# Activity
Whenever a line in the data holds the string "JSON", copy that line.
Content starts
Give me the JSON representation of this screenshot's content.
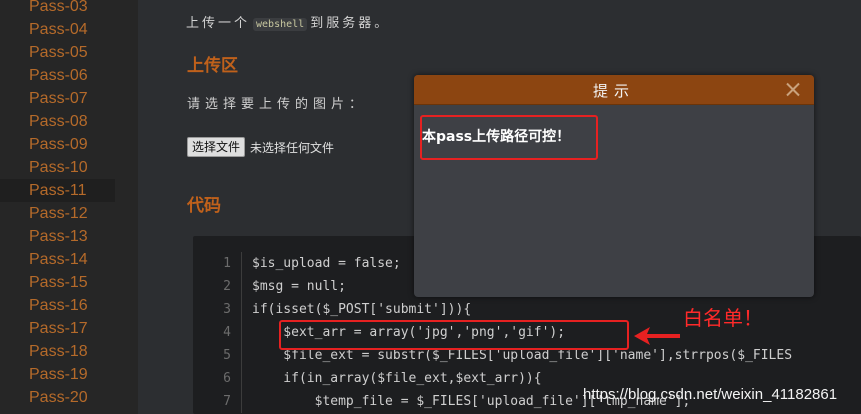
{
  "sidebar": {
    "items": [
      "Pass-03",
      "Pass-04",
      "Pass-05",
      "Pass-06",
      "Pass-07",
      "Pass-08",
      "Pass-09",
      "Pass-10",
      "Pass-11",
      "Pass-12",
      "Pass-13",
      "Pass-14",
      "Pass-15",
      "Pass-16",
      "Pass-17",
      "Pass-18",
      "Pass-19",
      "Pass-20"
    ],
    "active": "Pass-11"
  },
  "intro": {
    "before": "上传一个",
    "code": "webshell",
    "after": "到服务器。"
  },
  "upload_heading": "上传区",
  "choose_label": "请选择要上传的图片：",
  "file_input": {
    "button": "选择文件",
    "status": "未选择任何文件"
  },
  "code_heading": "代码",
  "code": {
    "lines": [
      {
        "n": "1",
        "text": "$is_upload = false;"
      },
      {
        "n": "2",
        "text": "$msg = null;"
      },
      {
        "n": "3",
        "text": "if(isset($_POST['submit'])){"
      },
      {
        "n": "4",
        "text": "    $ext_arr = array('jpg','png','gif');"
      },
      {
        "n": "5",
        "text": "    $file_ext = substr($_FILES['upload_file']['name'],strrpos($_FILES"
      },
      {
        "n": "6",
        "text": "    if(in_array($file_ext,$ext_arr)){"
      },
      {
        "n": "7",
        "text": "        $temp_file = $_FILES['upload_file']['tmp_name'];"
      }
    ]
  },
  "modal": {
    "title": "提示",
    "message": "本pass上传路径可控！"
  },
  "annotation": {
    "whitelist": "白名单！"
  },
  "watermark": "https://blog.csdn.net/weixin_41182861",
  "colors": {
    "accent": "#c0611b",
    "modal_header": "#8c4511",
    "annotation": "#e62121"
  }
}
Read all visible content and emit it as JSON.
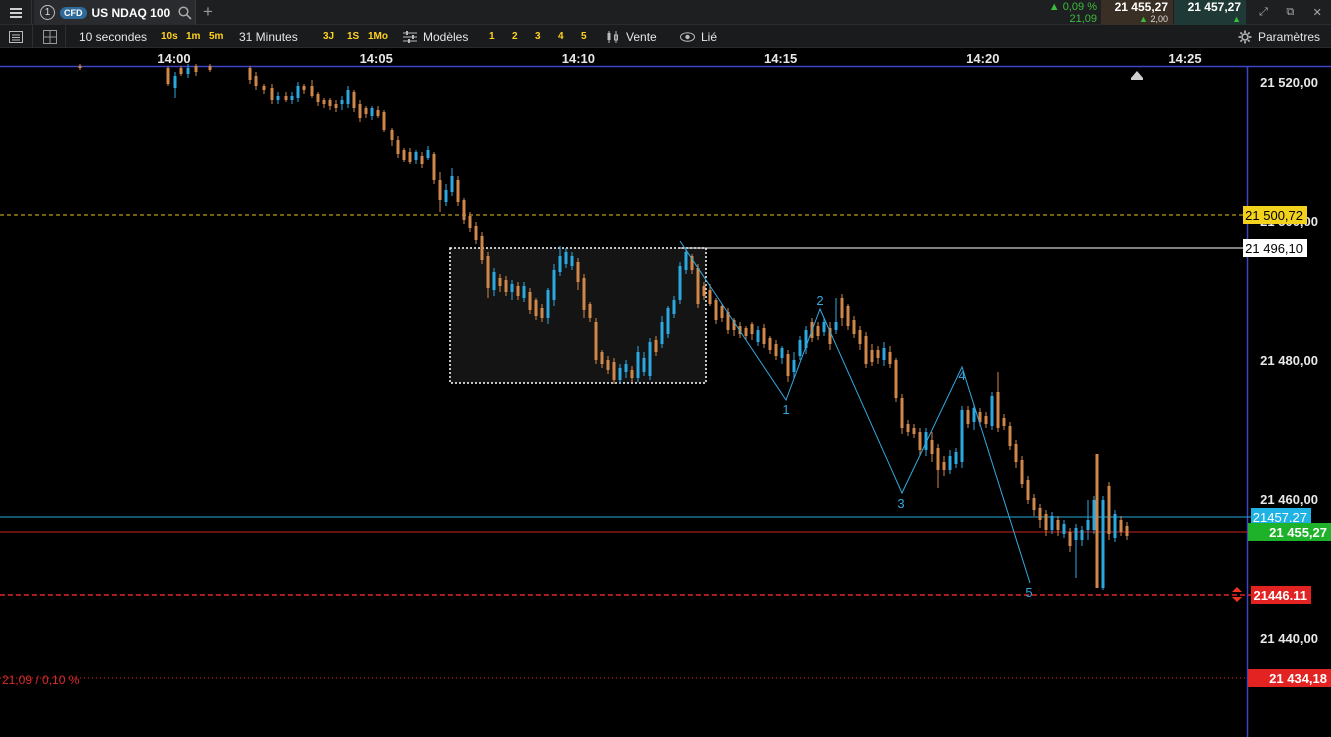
{
  "topbar": {
    "tab_number": "1",
    "cfd_badge": "CFD",
    "instrument": "US NDAQ 100",
    "change_pct": "▲ 0,09 %",
    "change_abs": "21,09",
    "sell_price": "21 455,27",
    "buy_price": "21 457,27",
    "spread": "2,00"
  },
  "toolbar": {
    "interval": "10 secondes",
    "quick_intervals": [
      "10s",
      "1m",
      "5m"
    ],
    "range": "31 Minutes",
    "quick_ranges": [
      "3J",
      "1S",
      "1Mo"
    ],
    "models_label": "Modèles",
    "layouts": [
      "1",
      "2",
      "3",
      "4",
      "5"
    ],
    "sell_label": "Vente",
    "linked_label": "Lié",
    "settings_label": "Paramètres"
  },
  "chart_data": {
    "type": "candlestick",
    "instrument": "US NDAQ 100",
    "x_ticks": [
      "14:00",
      "14:05",
      "14:10",
      "14:15",
      "14:20",
      "14:25"
    ],
    "y_ticks": [
      "21 520,00",
      "21 500,00",
      "21 480,00",
      "21 460,00",
      "21 440,00"
    ],
    "ylim": [
      21426,
      21522
    ],
    "levels": [
      {
        "label": "21 500,72",
        "value": 21500.72,
        "style": "dashed-yellow"
      },
      {
        "label": "21 496,10",
        "value": 21496.1,
        "style": "solid-white"
      },
      {
        "label": "21457.27",
        "value": 21457.27,
        "style": "solid-cyan"
      },
      {
        "label": "21 455,27",
        "value": 21455.27,
        "style": "solid-red-green"
      },
      {
        "label": "21446.11",
        "value": 21446.11,
        "style": "dashed-red"
      },
      {
        "label": "21 434,18",
        "value": 21434.18,
        "style": "dotted-red"
      }
    ],
    "bottom_left_label": "21,09 / 0,10 %",
    "wave_labels": [
      "1",
      "2",
      "3",
      "4",
      "5"
    ],
    "colors": {
      "up": "#2ba8e0",
      "down": "#d0884a",
      "wave": "#34a8e0"
    }
  }
}
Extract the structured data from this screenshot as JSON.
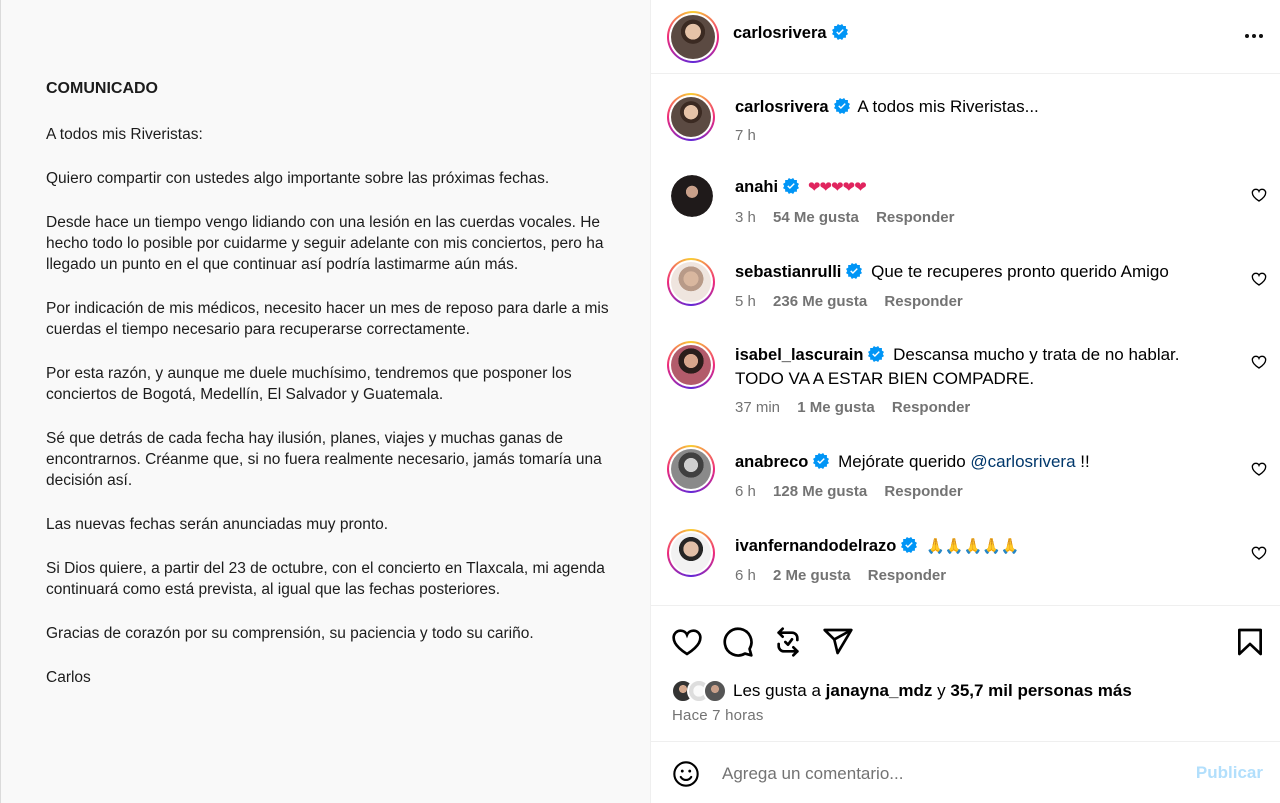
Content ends
# Written response
Give me the JSON representation of this screenshot's content.
Read all visible content and emit it as JSON.
Extract the structured data from this screenshot as JSON.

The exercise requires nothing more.